The most difficult challenge in perfecting the SUNRISE project is establishing an effective way of communicating underwater. Radio waves work well above the surface, but not below, because the salty seawater absorbs and diffuses radio waves. Instead, the researchers behind SUNRISE took inspiration from whales and dolphins and have turned to sounds frequencies for their communication needs.
Eventhough underwater communication with low bandwith is still a problem, and under particular oceanographic conditions even impossible, the team of SUNRISE is positive.
On this issue, Prof. Chiara Petrioli said the following: "Low bandwidth is indeed an issue. We are designing approaches which can exploit at best different communication technologies when available, as this can increase data rates.
As for unreliability: that is true when considering a single link. However the challenge is to design a system which is reliable as a whole even if single elements or single links are not. This is one of the challenges addressed within the project, with first significant successes."
The communication system, named the “Internet of Underwater Things”, is the first of its kind. Already SUNRISE robots were able to successfully communicate and work together to find a lost cargo container in Porto, Portugal. This technology is groundbreaking and could open the door for all kinds of innovation.

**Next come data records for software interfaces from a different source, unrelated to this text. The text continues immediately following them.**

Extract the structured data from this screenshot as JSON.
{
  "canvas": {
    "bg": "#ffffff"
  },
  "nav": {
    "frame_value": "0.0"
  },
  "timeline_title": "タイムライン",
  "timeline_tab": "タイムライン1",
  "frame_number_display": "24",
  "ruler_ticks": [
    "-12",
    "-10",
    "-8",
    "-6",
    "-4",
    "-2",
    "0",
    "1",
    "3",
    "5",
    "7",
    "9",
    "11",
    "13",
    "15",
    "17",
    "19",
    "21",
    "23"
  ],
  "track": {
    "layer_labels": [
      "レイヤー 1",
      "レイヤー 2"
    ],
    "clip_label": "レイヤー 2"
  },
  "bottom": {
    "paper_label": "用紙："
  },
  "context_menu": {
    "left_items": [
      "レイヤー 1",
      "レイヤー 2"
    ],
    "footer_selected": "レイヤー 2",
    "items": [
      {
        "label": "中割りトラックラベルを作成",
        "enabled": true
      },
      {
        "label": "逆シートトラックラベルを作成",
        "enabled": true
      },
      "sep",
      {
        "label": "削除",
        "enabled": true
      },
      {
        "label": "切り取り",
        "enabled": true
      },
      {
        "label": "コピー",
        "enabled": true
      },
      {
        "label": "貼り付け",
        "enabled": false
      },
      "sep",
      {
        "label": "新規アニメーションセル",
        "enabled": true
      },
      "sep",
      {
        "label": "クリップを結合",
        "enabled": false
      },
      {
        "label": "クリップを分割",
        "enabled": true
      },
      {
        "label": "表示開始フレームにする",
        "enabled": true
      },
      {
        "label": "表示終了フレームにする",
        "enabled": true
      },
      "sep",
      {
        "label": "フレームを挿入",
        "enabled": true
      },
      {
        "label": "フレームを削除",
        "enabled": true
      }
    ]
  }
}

During their missions, the location of each robot, as well as the temperature and chemical composition of the water and any other data it is collecting, is sent in real-time to a command center. This command center is then able to give feedback and directions.
The robots are not remotely controlled but work mostly autonomously using Swarm technology and respond to simple directions such as “Move from Point A to Point B”. If the robots are on the surface they receive their instructions via conventional radio signals, when submerged via sound waves.
Project SUNRISE - Video: Euronews
SUNRISE has set up a series of testbeds around the world to record the acoustic activity in different underwater environments. This will help them perfect SUNRISE’s communication system. These testbeds are located in the Atlantic Ocean, the Mediterranean, the Black Sea, and many lakes and canals across 6 different countries: the Netherlands, Portugal, Italy, Germany, Turkey, and the United States.
SUNRISE is funded by the European Commission under the 7th Framework Programme.